▶ Exercise requirements:
Every line of the data that contains the string "JSON" must be copied.

(Dataset items)
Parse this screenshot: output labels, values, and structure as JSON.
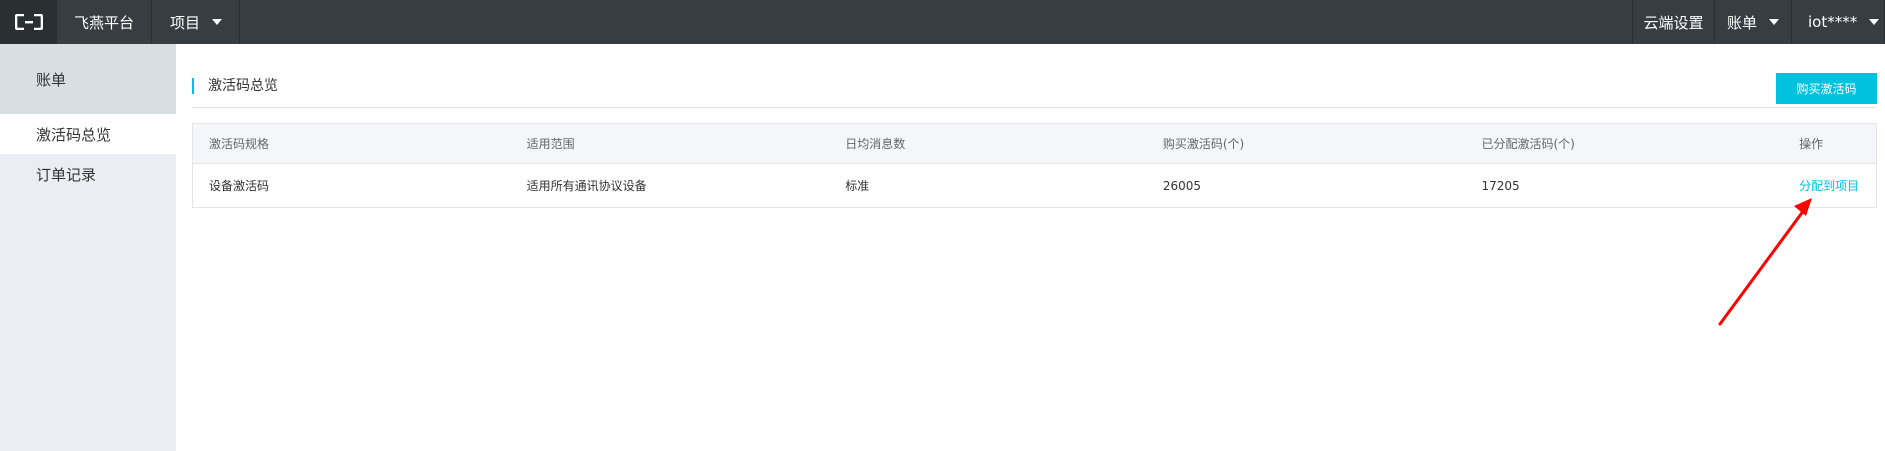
{
  "topbar": {
    "platform": "飞燕平台",
    "project": "项目",
    "cloud_settings": "云端设置",
    "bill": "账单",
    "user": "iot****"
  },
  "sidebar": {
    "title": "账单",
    "items": [
      {
        "label": "激活码总览",
        "active": true
      },
      {
        "label": "订单记录",
        "active": false
      }
    ]
  },
  "page": {
    "title": "激活码总览",
    "buy_button": "购买激活码"
  },
  "table": {
    "headers": [
      "激活码规格",
      "适用范围",
      "日均消息数",
      "购买激活码(个)",
      "已分配激活码(个)",
      "操作"
    ],
    "rows": [
      {
        "spec": "设备激活码",
        "scope": "适用所有通讯协议设备",
        "daily_messages": "标准",
        "purchased": "26005",
        "allocated": "17205",
        "action": "分配到项目"
      }
    ]
  },
  "colors": {
    "accent": "#00c1de",
    "topbar": "#373d41",
    "annotation_arrow": "#ff0000"
  },
  "icons": {
    "logo": "aliyun-logo-icon",
    "dropdown": "caret-down-icon"
  }
}
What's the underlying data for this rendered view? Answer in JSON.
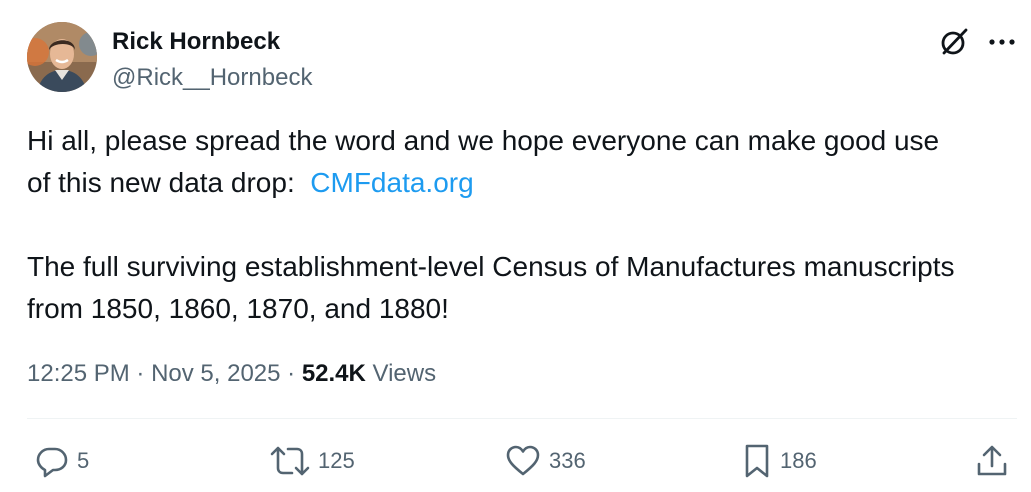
{
  "author": {
    "display_name": "Rick Hornbeck",
    "handle": "@Rick__Hornbeck",
    "avatar_icon": "profile-photo"
  },
  "header_actions": {
    "grok_icon": "grok-icon",
    "more_icon": "more-options-icon"
  },
  "tweet": {
    "line1": "Hi all, please spread the word and we hope everyone can make good use",
    "line2_prefix": "of this new data drop:  ",
    "link_text": "CMFdata.org",
    "line3": "The full surviving establishment-level Census of Manufactures manuscripts",
    "line4": "from 1850, 1860, 1870, and 1880!"
  },
  "meta": {
    "time": "12:25 PM",
    "separator": " · ",
    "date": "Nov 5, 2025",
    "views_count": "52.4K",
    "views_label": " Views"
  },
  "actions": {
    "replies": "5",
    "reposts": "125",
    "likes": "336",
    "bookmarks": "186"
  },
  "colors": {
    "text": "#0f1419",
    "secondary": "#536471",
    "link": "#1d9bf0",
    "divider": "#eff3f4"
  }
}
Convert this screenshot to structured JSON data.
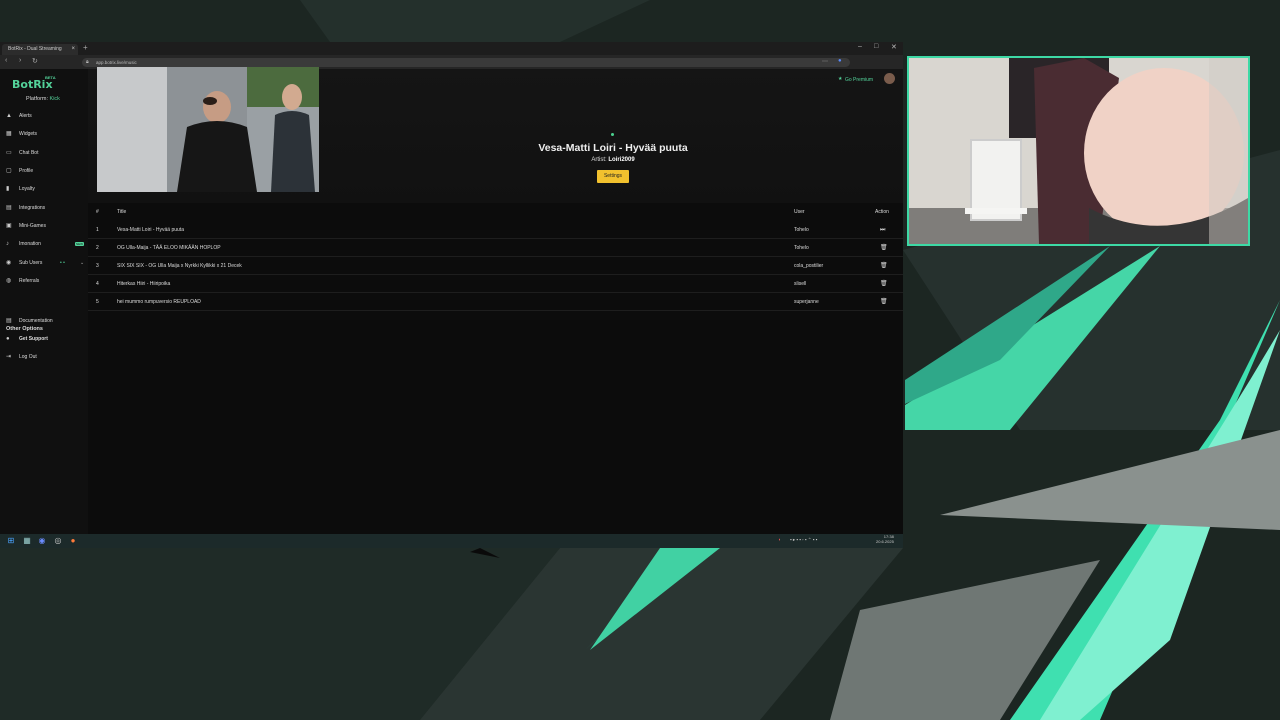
{
  "browser": {
    "tab_title": "BotRix - Dual Streaming",
    "url": "app.botrix.live/music",
    "new_tab": "+",
    "window_controls": [
      "–",
      "□",
      "✕"
    ]
  },
  "app": {
    "brand": "BotRix",
    "beta": "BETA",
    "platform_label": "Platform:",
    "platform_value": "Kick",
    "go_premium": "Go Premium",
    "nav": [
      {
        "label": "Alerts",
        "icon": "bell-icon"
      },
      {
        "label": "Widgets",
        "icon": "widgets-icon"
      },
      {
        "label": "Chat Bot",
        "icon": "chat-icon"
      },
      {
        "label": "Profile",
        "icon": "profile-icon"
      },
      {
        "label": "Loyalty",
        "icon": "loyalty-icon"
      },
      {
        "label": "Integrations",
        "icon": "integrations-icon"
      },
      {
        "label": "Mini-Games",
        "icon": "games-icon"
      },
      {
        "label": "Imonation",
        "icon": "music-icon",
        "badge": "NEW"
      },
      {
        "label": "Sub Users",
        "icon": "users-icon"
      },
      {
        "label": "Referrals",
        "icon": "referrals-icon"
      }
    ],
    "other_options_title": "Other Options",
    "other_nav": [
      {
        "label": "Documentation",
        "icon": "docs-icon"
      },
      {
        "label": "Get Support",
        "icon": "support-icon"
      },
      {
        "label": "Log Out",
        "icon": "logout-icon"
      }
    ],
    "now_playing": {
      "title": "Vesa-Matti Loiri - Hyvää puuta",
      "artist_label": "Artist:",
      "artist": "Loiri2009",
      "settings_button": "Settings"
    },
    "queue": {
      "headers": {
        "num": "#",
        "title": "Title",
        "user": "User",
        "action": "Action"
      },
      "rows": [
        {
          "num": "1",
          "title": "Vesa-Matti Loiri - Hyvää puuta",
          "user": "Tohelo",
          "action": "skip"
        },
        {
          "num": "2",
          "title": "OG Ulla-Maija - TÄÄ ELOO MIKÄÄN HOPLOP",
          "user": "Tohelo",
          "action": "delete"
        },
        {
          "num": "3",
          "title": "SIX SIX SIX - OG Ulla Maija x Nyrkki Kyllikki x 21 Decek",
          "user": "cola_postilier",
          "action": "delete"
        },
        {
          "num": "4",
          "title": "Hiterkas Hiiri - Hiiripoika",
          "user": "slisell",
          "action": "delete"
        },
        {
          "num": "5",
          "title": "hei mummo rumpuversio REUPLOAD",
          "user": "superjanne",
          "action": "delete"
        }
      ]
    }
  },
  "taskbar": {
    "clock_time": "17:38",
    "clock_date": "20.6.2025"
  },
  "colors": {
    "accent": "#53d39a",
    "settings_button": "#f2c12e",
    "cam_border": "#3dd9a5"
  }
}
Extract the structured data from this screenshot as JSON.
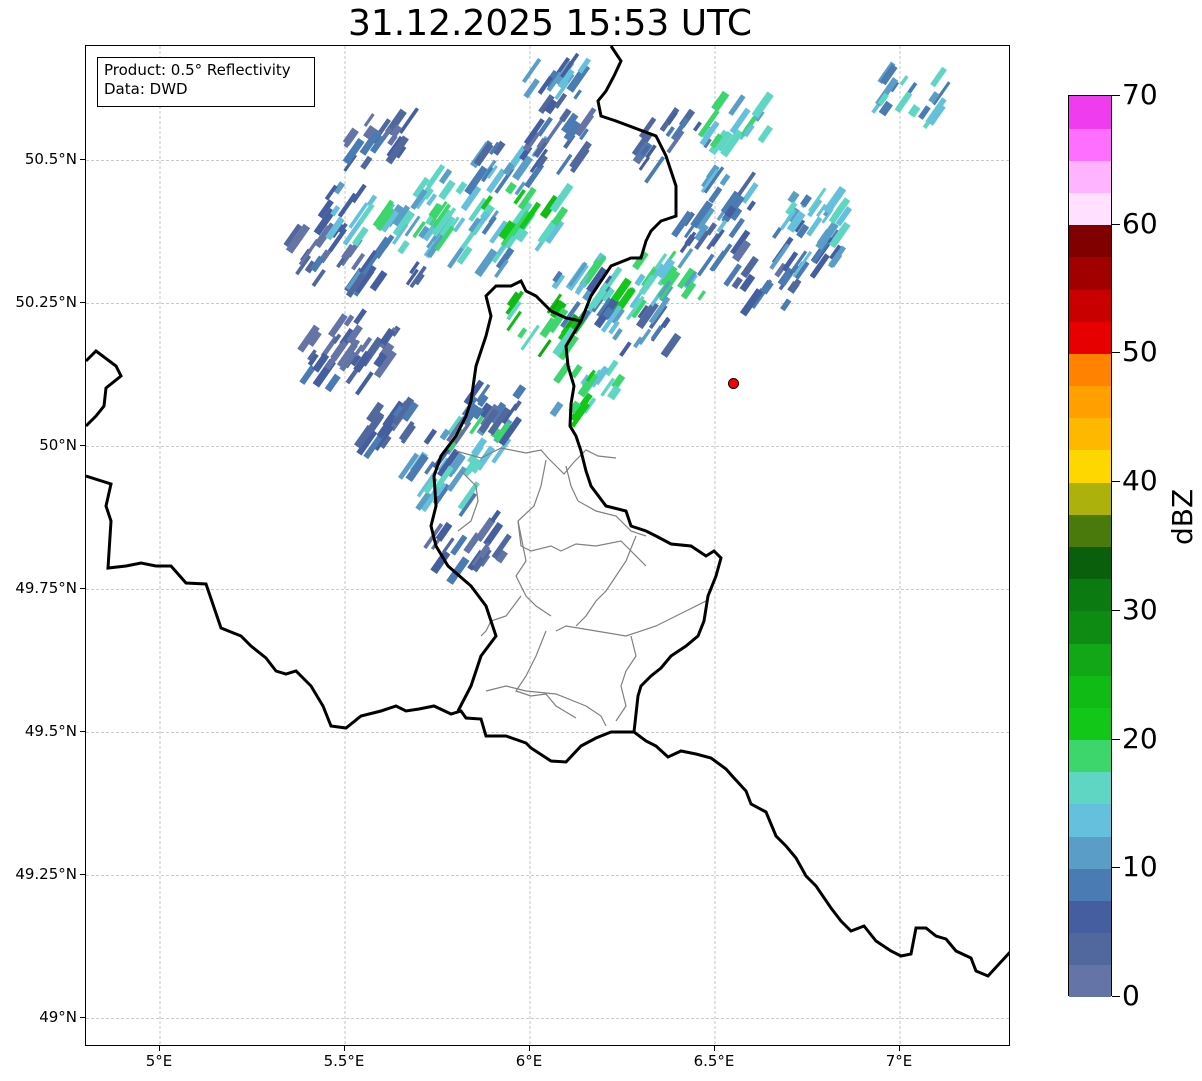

▶ Output below:
Parse this screenshot: output labels, values, and structure as JSON.
What's the underlying data for this rendered view? Answer in JSON.
Convert this screenshot to structured JSON data.
Extract the structured data from this screenshot as JSON.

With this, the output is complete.